Microsoft will indeed be entering the handheld gaming market with Zune. The device is set to play games made using Microsoft's XNA Game Studio development tools.

Currently used by developers for Xbox 360 and Games for Windows platforms, the toolset will now encompass Zune into its gaming family. XNA general manager Chris Satchell spoke at the keynote of easy portability of code between the three, saying games could be developed on PC using XNA Game Studio, then loaded onto the others.

The news follows fast behind Apple's latest venture into handheld gaming with its fifth generation iPod. Whether Microsoft will utilise a similar distribution method for its games to Apple's iTune Store through the Zune Marketplace has not yet been decided, but Zune games will have the added benefit of wireless multiplayer thanks to the unit's wi-fi functionality.

Further information posted by engadget states the first beta development tools will be available this spring; and also that there are no plans for Zune game sharing (yet). So to play wirelessly with a friend, both of you will need a copy of a game.

It also says Microsoft hints it will be up to game developers to decide whether to make their game's controls compatible with first-generation Zunes, as well as the second-gen touchscreen models.
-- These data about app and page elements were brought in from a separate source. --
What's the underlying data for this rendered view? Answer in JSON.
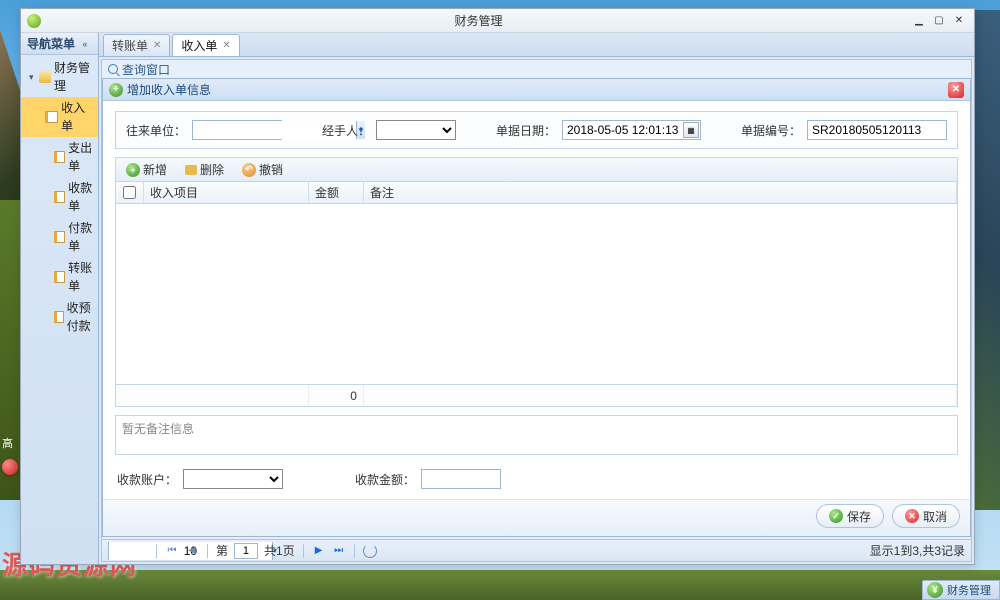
{
  "window": {
    "title": "财务管理"
  },
  "nav": {
    "header": "导航菜单",
    "root": "财务管理",
    "items": [
      "收入单",
      "支出单",
      "收款单",
      "付款单",
      "转账单",
      "收预付款"
    ],
    "selectedIndex": 0
  },
  "tabs": [
    {
      "label": "转账单",
      "active": false
    },
    {
      "label": "收入单",
      "active": true
    }
  ],
  "searchBar": "查询窗口",
  "modal": {
    "title": "增加收入单信息",
    "form": {
      "partyLabel": "往来单位：",
      "handlerLabel": "经手人：",
      "dateLabel": "单据日期：",
      "dateValue": "2018-05-05 12:01:13",
      "docNoLabel": "单据编号：",
      "docNoValue": "SR20180505120113"
    },
    "gridToolbar": {
      "add": "新增",
      "delete": "删除",
      "undo": "撤销"
    },
    "gridHeaders": {
      "col1": "收入项目",
      "col2": "金额",
      "col3": "备注"
    },
    "gridFooter": {
      "amountTotal": "0"
    },
    "remarksPlaceholder": "暂无备注信息",
    "payment": {
      "accountLabel": "收款账户：",
      "amountLabel": "收款金额："
    },
    "buttons": {
      "save": "保存",
      "cancel": "取消"
    }
  },
  "pager": {
    "pageSize": "10",
    "currentPage": "1",
    "totalPagesText": "共1页",
    "info": "显示1到3,共3记录"
  },
  "statusCorner": "财务管理",
  "watermark": "源码资源网"
}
Related news to come out of the Microsoft keynote regards new plans for community-made games on the Xbox Live Marketplace which will allow XNA game developers to upload games for the community to play and review. The most popular of which – it seems likely – could then be made available for Zune.

It's big news from Microsoft but, of course, since Zune remains available exclusively in Microsoft's US homeland with no commitment from the company for a worldwide release of the device, it's also an announcement we'll benefit little from in the short-term.

Whether this tentative move into handheld gaming will result in Zune enjoying larger success in its domestic market remains to be seen, but it's a considerable challenge when Apple still dominates so massively when it comes hard drive player sales. Only if it can is it likely Microsoft will launch its handheld worldwide.

Naturally, that doesn't stop us from bringing you coverage of the first Zune games as they appear. In fact, you can read our first hands-on impressions of Zune right here.